, Volume 32, Issue 4, pp 559-565

Multi-organ renal failure in the elderly

Rent the article at a discount

Rent now

* Final gross prices may vary according to local VAT.

Get Access

Abstract
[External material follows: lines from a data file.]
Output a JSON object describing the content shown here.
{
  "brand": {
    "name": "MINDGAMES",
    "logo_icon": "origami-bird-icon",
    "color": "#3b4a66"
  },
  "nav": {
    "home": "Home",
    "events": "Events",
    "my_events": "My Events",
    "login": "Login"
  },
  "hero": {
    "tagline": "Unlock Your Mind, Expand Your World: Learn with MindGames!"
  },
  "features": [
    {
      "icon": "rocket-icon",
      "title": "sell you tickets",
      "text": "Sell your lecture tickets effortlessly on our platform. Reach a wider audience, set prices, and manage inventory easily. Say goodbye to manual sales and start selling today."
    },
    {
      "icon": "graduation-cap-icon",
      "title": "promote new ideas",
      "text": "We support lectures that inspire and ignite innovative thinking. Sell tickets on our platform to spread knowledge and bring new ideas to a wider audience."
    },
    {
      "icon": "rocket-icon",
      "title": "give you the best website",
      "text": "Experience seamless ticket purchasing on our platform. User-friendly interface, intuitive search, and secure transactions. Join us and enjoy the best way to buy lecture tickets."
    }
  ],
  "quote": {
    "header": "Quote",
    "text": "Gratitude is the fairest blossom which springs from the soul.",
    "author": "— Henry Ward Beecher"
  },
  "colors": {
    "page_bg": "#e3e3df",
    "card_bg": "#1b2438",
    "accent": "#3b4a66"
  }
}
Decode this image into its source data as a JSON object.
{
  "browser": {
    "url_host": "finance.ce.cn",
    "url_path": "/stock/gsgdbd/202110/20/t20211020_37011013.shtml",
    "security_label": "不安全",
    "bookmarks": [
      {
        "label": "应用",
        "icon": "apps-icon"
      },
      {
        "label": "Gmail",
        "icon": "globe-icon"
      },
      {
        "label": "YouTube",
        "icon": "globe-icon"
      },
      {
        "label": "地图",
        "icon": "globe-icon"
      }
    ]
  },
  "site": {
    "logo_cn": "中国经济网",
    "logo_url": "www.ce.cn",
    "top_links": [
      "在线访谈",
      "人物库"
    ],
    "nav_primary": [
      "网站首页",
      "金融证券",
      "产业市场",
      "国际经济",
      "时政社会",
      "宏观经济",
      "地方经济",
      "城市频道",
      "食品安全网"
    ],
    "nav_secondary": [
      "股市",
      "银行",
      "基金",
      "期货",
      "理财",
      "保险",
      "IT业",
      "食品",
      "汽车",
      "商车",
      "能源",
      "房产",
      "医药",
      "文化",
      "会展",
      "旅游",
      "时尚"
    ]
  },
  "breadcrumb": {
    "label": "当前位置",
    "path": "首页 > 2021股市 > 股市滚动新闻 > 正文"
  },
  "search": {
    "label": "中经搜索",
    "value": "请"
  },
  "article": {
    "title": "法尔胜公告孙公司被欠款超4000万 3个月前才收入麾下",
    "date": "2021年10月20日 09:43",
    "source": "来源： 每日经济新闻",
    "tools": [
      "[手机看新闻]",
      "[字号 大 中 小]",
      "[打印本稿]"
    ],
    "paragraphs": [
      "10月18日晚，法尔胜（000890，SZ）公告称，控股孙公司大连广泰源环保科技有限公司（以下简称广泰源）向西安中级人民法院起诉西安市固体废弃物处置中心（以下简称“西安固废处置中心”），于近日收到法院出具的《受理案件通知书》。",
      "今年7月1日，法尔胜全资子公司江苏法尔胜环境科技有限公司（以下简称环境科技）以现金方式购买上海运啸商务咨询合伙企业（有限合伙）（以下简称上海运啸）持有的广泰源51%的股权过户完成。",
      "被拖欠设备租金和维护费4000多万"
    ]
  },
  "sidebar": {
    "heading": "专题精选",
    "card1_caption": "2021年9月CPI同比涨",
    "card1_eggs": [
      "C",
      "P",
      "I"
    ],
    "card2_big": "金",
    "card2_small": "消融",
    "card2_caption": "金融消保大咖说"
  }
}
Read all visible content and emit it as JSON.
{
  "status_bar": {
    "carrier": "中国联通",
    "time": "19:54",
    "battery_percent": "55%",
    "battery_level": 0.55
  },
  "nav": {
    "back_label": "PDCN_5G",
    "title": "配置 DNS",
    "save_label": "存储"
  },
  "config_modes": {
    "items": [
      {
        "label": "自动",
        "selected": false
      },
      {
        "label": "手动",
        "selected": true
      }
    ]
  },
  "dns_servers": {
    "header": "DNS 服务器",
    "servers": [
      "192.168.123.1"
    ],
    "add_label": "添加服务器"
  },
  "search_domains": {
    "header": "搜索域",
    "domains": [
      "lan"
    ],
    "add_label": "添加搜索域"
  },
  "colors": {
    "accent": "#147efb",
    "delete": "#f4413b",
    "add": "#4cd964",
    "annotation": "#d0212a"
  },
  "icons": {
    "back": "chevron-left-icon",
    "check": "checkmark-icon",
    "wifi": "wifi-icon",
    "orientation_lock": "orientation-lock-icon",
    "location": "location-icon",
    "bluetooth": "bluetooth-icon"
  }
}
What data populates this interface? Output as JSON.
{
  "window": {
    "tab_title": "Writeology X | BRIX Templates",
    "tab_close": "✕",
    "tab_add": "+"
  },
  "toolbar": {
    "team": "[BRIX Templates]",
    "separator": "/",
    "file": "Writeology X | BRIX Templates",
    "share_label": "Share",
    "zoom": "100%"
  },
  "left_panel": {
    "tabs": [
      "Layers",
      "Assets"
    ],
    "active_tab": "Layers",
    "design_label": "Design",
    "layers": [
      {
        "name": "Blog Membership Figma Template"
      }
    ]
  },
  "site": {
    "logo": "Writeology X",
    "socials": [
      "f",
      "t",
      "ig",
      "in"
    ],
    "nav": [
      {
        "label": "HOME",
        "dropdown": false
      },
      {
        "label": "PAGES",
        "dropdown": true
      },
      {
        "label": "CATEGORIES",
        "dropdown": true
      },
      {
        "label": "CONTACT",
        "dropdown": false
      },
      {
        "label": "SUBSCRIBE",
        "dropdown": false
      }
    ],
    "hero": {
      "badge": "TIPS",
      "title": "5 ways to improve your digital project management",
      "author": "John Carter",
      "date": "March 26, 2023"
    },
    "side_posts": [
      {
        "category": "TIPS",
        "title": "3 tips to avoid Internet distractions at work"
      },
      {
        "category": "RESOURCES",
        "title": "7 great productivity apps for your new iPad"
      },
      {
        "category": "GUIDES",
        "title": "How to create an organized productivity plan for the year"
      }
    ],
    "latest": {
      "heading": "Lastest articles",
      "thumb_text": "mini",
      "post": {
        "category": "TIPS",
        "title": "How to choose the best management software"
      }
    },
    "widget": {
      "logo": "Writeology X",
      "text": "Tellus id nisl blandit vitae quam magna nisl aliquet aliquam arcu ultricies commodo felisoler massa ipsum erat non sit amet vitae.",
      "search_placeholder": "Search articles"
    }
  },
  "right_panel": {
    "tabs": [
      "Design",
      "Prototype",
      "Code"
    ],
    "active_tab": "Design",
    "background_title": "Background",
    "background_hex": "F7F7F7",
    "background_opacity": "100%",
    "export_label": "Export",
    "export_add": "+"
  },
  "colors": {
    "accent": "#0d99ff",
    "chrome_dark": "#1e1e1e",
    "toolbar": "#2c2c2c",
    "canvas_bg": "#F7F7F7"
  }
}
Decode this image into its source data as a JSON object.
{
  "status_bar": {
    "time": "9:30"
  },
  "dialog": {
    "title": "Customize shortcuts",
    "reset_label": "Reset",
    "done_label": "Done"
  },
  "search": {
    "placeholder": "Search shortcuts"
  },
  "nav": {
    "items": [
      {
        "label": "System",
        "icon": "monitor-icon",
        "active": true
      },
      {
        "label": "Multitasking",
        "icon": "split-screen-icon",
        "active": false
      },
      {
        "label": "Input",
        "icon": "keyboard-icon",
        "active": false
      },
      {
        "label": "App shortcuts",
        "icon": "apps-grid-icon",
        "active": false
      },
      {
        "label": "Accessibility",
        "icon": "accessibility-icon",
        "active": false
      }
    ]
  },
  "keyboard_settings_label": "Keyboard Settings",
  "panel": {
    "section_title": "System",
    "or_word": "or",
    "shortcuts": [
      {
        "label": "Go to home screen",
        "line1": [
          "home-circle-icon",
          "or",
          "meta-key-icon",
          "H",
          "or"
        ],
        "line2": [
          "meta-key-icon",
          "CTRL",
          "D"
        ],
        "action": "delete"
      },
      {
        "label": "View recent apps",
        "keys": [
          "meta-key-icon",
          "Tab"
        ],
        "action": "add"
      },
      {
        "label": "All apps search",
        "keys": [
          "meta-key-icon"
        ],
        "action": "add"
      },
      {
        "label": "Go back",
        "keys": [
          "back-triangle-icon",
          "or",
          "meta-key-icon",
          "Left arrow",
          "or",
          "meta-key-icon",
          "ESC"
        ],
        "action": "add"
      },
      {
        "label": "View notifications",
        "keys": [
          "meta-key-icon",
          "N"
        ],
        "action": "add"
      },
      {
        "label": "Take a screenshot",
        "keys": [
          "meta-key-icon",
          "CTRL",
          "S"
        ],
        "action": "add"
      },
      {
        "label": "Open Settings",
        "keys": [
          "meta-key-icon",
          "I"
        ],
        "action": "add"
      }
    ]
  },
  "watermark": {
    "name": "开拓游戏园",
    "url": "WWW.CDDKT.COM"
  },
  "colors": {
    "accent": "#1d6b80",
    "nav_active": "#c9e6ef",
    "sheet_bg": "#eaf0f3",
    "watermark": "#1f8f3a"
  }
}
Periodically the question is posed “Why the persistently high mortality in acute renal failure?”. By 1986, little progress seemed to have been made in improving outcome and it was stated that once oliguria was resistant to volume replacement and cardiac support, the patient had at best only a 50% chance of surviving. During the period 1960–1985, it can be shown that although outcome was not improving, older and sicker patients were being treated. Reviewing the literature of the past decade, the age and case mix of patients appears stable, but there is no suggestion of improvement in outcome. ARF with sepsis continues to have a mortality of 65 to 80%, and the outcome remains poor in elderly patients with failure of two or more organs. Progress has been slow in Intensive Care Units, and the past 20 years has seen little more than a move away from parenteral towards enteral feeding. Recent advances, however, in ventilatory techniques and the use of supra-physiological doses of glucocorticoids may lead to some improvement in outcome.